[GIVEN ENTRIES Boundary: Start]
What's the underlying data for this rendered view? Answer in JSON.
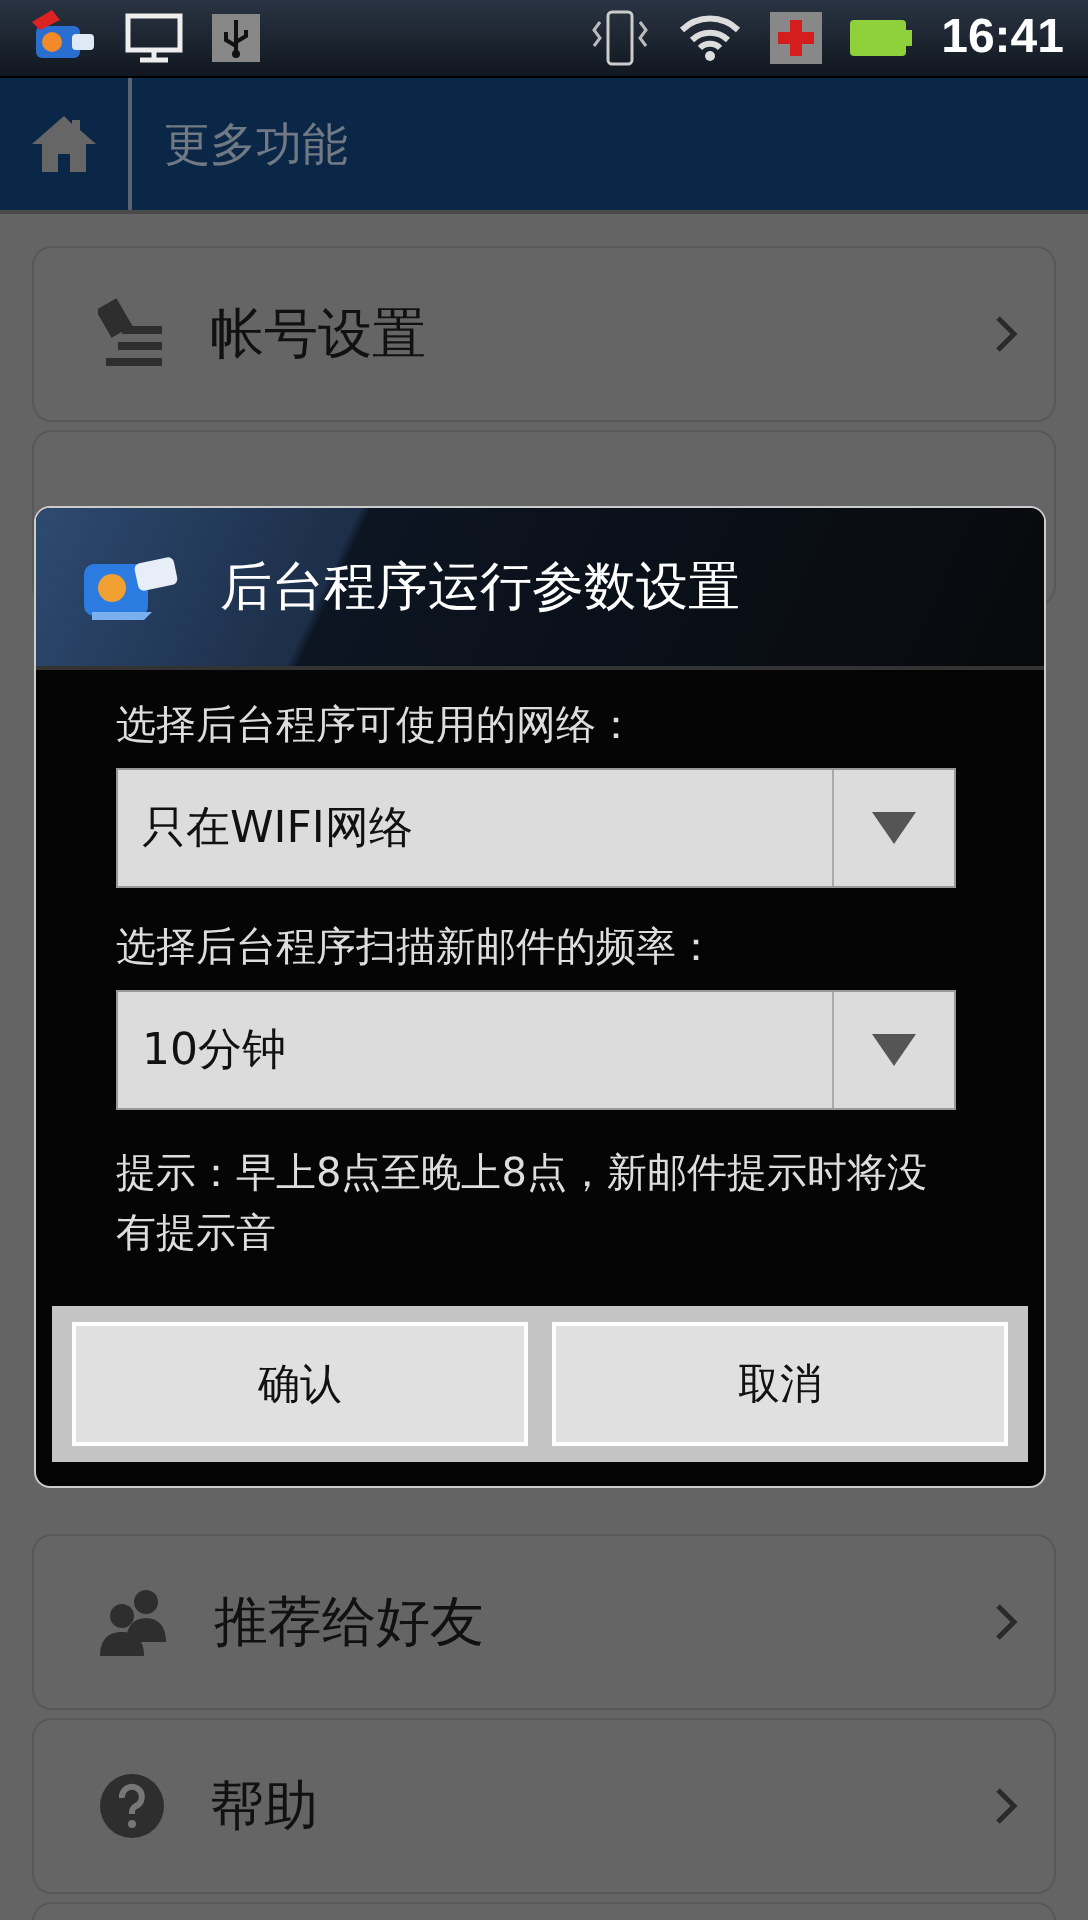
{
  "status_bar": {
    "time": "16:41"
  },
  "header": {
    "title": "更多功能"
  },
  "menu_items": [
    {
      "label": "帐号设置",
      "kind": "account"
    },
    {
      "label": "推荐给好友",
      "kind": "people"
    },
    {
      "label": "帮助",
      "kind": "help"
    }
  ],
  "dialog": {
    "title": "后台程序运行参数设置",
    "fields": [
      {
        "label": "选择后台程序可使用的网络：",
        "value": "只在WIFI网络"
      },
      {
        "label": "选择后台程序扫描新邮件的频率：",
        "value": "10分钟"
      }
    ],
    "hint": "提示：早上8点至晚上8点，新邮件提示时将没有提示音",
    "buttons": [
      "确认",
      "取消"
    ]
  }
}
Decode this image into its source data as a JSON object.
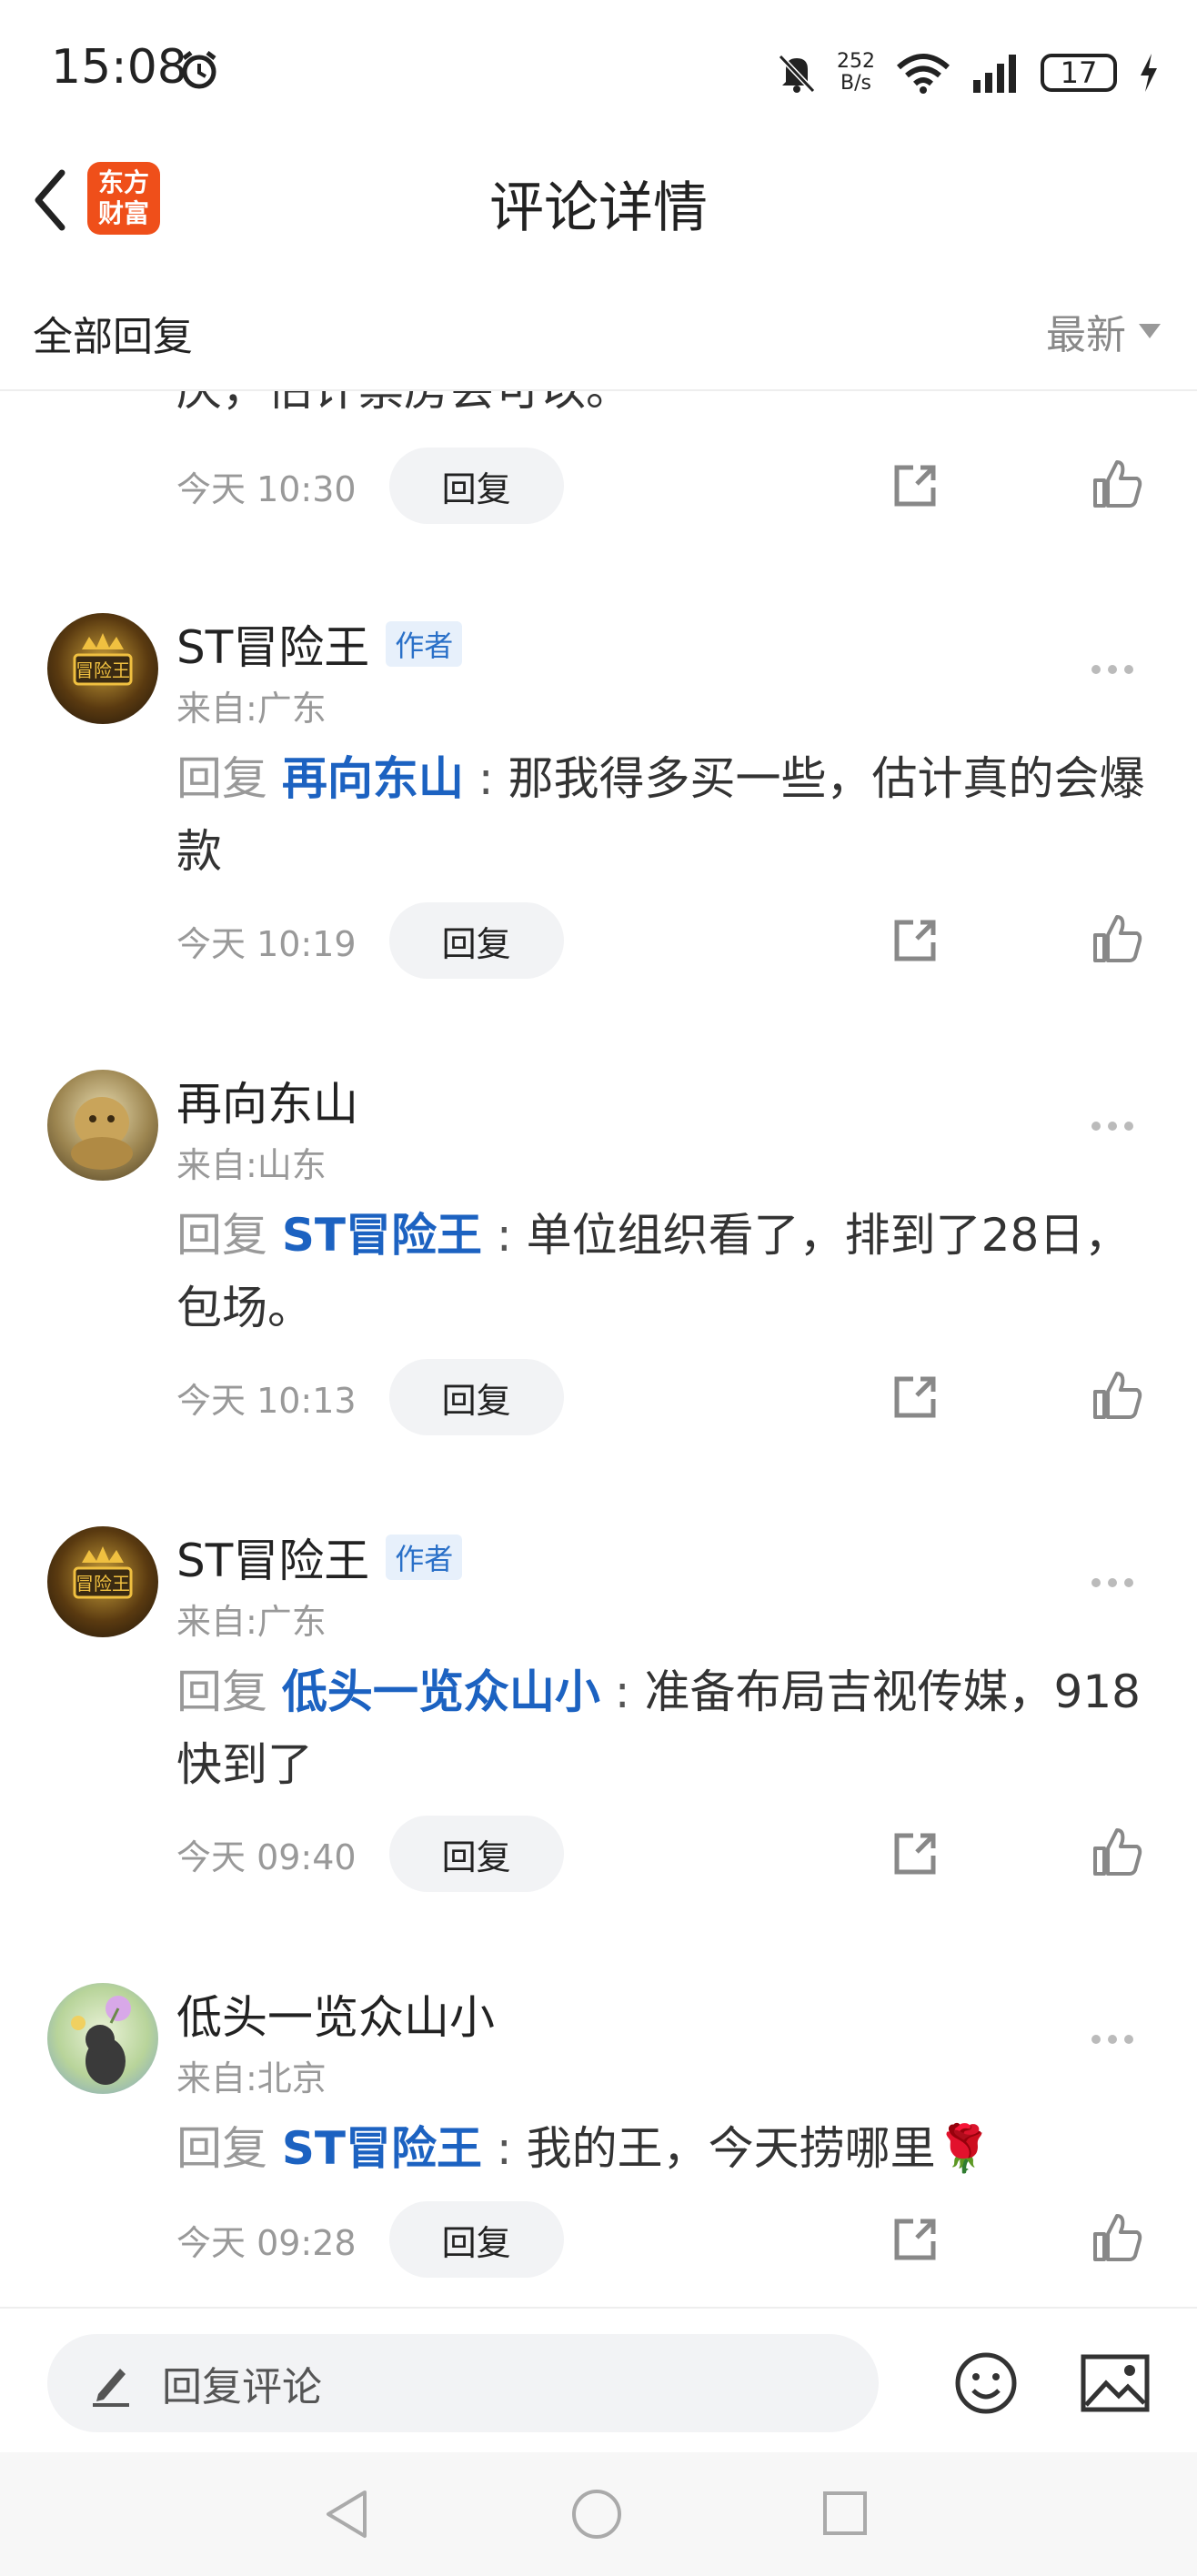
{
  "status_bar": {
    "time": "15:08",
    "net_speed_value": "252",
    "net_speed_unit": "B/s",
    "battery": "17",
    "icons": [
      "alarm-icon",
      "mute-icon",
      "wifi-icon",
      "signal-icon",
      "battery-icon",
      "charging-icon"
    ]
  },
  "nav": {
    "title": "评论详情",
    "logo_line1": "东方",
    "logo_line2": "财富"
  },
  "filter": {
    "left_label": "全部回复",
    "sort_label": "最新"
  },
  "partial_comment": {
    "text_tail": "庆，估计票房会可以。",
    "time": "今天 10:30",
    "reply_label": "回复"
  },
  "comments": [
    {
      "username": "ST冒险王",
      "author_badge": "作者",
      "location": "来自:广东",
      "reply_word": "回复",
      "target": "再向东山",
      "separator": " : ",
      "text": "那我得多买一些，估计真的会爆款",
      "time": "今天 10:19",
      "reply_label": "回复"
    },
    {
      "username": "再向东山",
      "author_badge": "",
      "location": "来自:山东",
      "reply_word": "回复",
      "target": "ST冒险王",
      "separator": " : ",
      "text": "单位组织看了，排到了28日，包场。",
      "time": "今天 10:13",
      "reply_label": "回复"
    },
    {
      "username": "ST冒险王",
      "author_badge": "作者",
      "location": "来自:广东",
      "reply_word": "回复",
      "target": "低头一览众山小",
      "separator": " : ",
      "text": "准备布局吉视传媒，918快到了",
      "time": "今天 09:40",
      "reply_label": "回复"
    },
    {
      "username": "低头一览众山小",
      "author_badge": "",
      "location": "来自:北京",
      "reply_word": "回复",
      "target": "ST冒险王",
      "separator": " : ",
      "text": "我的王，今天捞哪里🌹",
      "time": "今天 09:28",
      "reply_label": "回复"
    }
  ],
  "avatar_text": "冒险王",
  "bottom_bar": {
    "placeholder": "回复评论"
  },
  "colors": {
    "link_blue": "#1c62c1",
    "logo_orange": "#ef4f1a",
    "author_badge_bg": "#e7f0fb"
  }
}
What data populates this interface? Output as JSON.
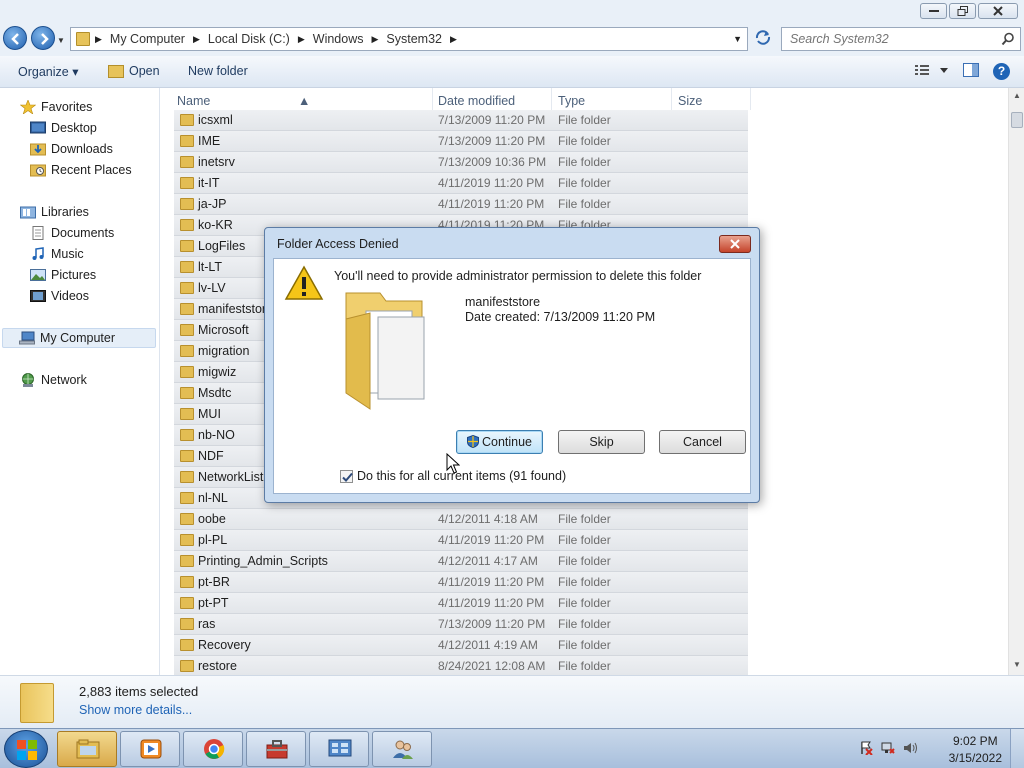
{
  "address": {
    "crumbs": [
      "My Computer",
      "Local Disk (C:)",
      "Windows",
      "System32"
    ],
    "search_placeholder": "Search System32"
  },
  "toolbar": {
    "organize": "Organize",
    "open": "Open",
    "new_folder": "New folder"
  },
  "nav": {
    "favorites": "Favorites",
    "desktop": "Desktop",
    "downloads": "Downloads",
    "recent": "Recent Places",
    "libraries": "Libraries",
    "documents": "Documents",
    "music": "Music",
    "pictures": "Pictures",
    "videos": "Videos",
    "computer": "My Computer",
    "network": "Network"
  },
  "columns": {
    "name": "Name",
    "date": "Date modified",
    "type": "Type",
    "size": "Size"
  },
  "files": [
    {
      "name": "icsxml",
      "date": "7/13/2009 11:20 PM",
      "type": "File folder"
    },
    {
      "name": "IME",
      "date": "7/13/2009 11:20 PM",
      "type": "File folder"
    },
    {
      "name": "inetsrv",
      "date": "7/13/2009 10:36 PM",
      "type": "File folder"
    },
    {
      "name": "it-IT",
      "date": "4/11/2019 11:20 PM",
      "type": "File folder"
    },
    {
      "name": "ja-JP",
      "date": "4/11/2019 11:20 PM",
      "type": "File folder"
    },
    {
      "name": "ko-KR",
      "date": "4/11/2019 11:20 PM",
      "type": "File folder"
    },
    {
      "name": "LogFiles",
      "date": "",
      "type": ""
    },
    {
      "name": "lt-LT",
      "date": "",
      "type": ""
    },
    {
      "name": "lv-LV",
      "date": "",
      "type": ""
    },
    {
      "name": "manifeststor",
      "date": "",
      "type": ""
    },
    {
      "name": "Microsoft",
      "date": "",
      "type": ""
    },
    {
      "name": "migration",
      "date": "",
      "type": ""
    },
    {
      "name": "migwiz",
      "date": "",
      "type": ""
    },
    {
      "name": "Msdtc",
      "date": "",
      "type": ""
    },
    {
      "name": "MUI",
      "date": "",
      "type": ""
    },
    {
      "name": "nb-NO",
      "date": "",
      "type": ""
    },
    {
      "name": "NDF",
      "date": "",
      "type": ""
    },
    {
      "name": "NetworkList",
      "date": "",
      "type": ""
    },
    {
      "name": "nl-NL",
      "date": "",
      "type": ""
    },
    {
      "name": "oobe",
      "date": "4/12/2011 4:18 AM",
      "type": "File folder"
    },
    {
      "name": "pl-PL",
      "date": "4/11/2019 11:20 PM",
      "type": "File folder"
    },
    {
      "name": "Printing_Admin_Scripts",
      "date": "4/12/2011 4:17 AM",
      "type": "File folder"
    },
    {
      "name": "pt-BR",
      "date": "4/11/2019 11:20 PM",
      "type": "File folder"
    },
    {
      "name": "pt-PT",
      "date": "4/11/2019 11:20 PM",
      "type": "File folder"
    },
    {
      "name": "ras",
      "date": "7/13/2009 11:20 PM",
      "type": "File folder"
    },
    {
      "name": "Recovery",
      "date": "4/12/2011 4:19 AM",
      "type": "File folder"
    },
    {
      "name": "restore",
      "date": "8/24/2021 12:08 AM",
      "type": "File folder"
    }
  ],
  "details": {
    "count": "2,883 items selected",
    "more": "Show more details..."
  },
  "dialog": {
    "title": "Folder Access Denied",
    "message": "You'll need to provide administrator permission to delete this folder",
    "file_name": "manifeststore",
    "file_date": "Date created: 7/13/2009 11:20 PM",
    "continue": "Continue",
    "skip": "Skip",
    "cancel": "Cancel",
    "checkbox_label": "Do this for all current items (91 found)",
    "checkbox_checked": true
  },
  "clock": {
    "time": "9:02 PM",
    "date": "3/15/2022"
  },
  "taskbar_apps": [
    "windows-explorer-icon",
    "media-player-icon",
    "chrome-icon",
    "toolbox-icon",
    "control-panel-icon",
    "users-icon"
  ]
}
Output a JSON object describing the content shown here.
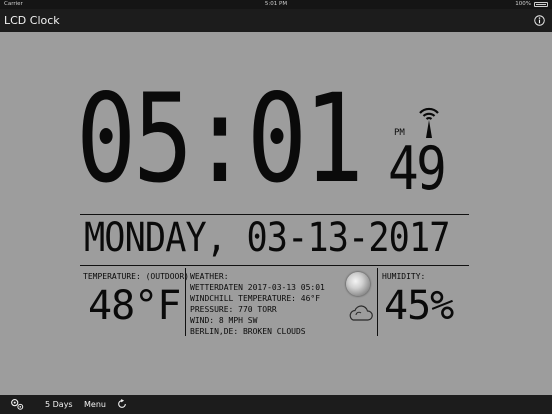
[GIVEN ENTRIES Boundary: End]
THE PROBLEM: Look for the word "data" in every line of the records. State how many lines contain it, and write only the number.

YOUR SOLUTION: 3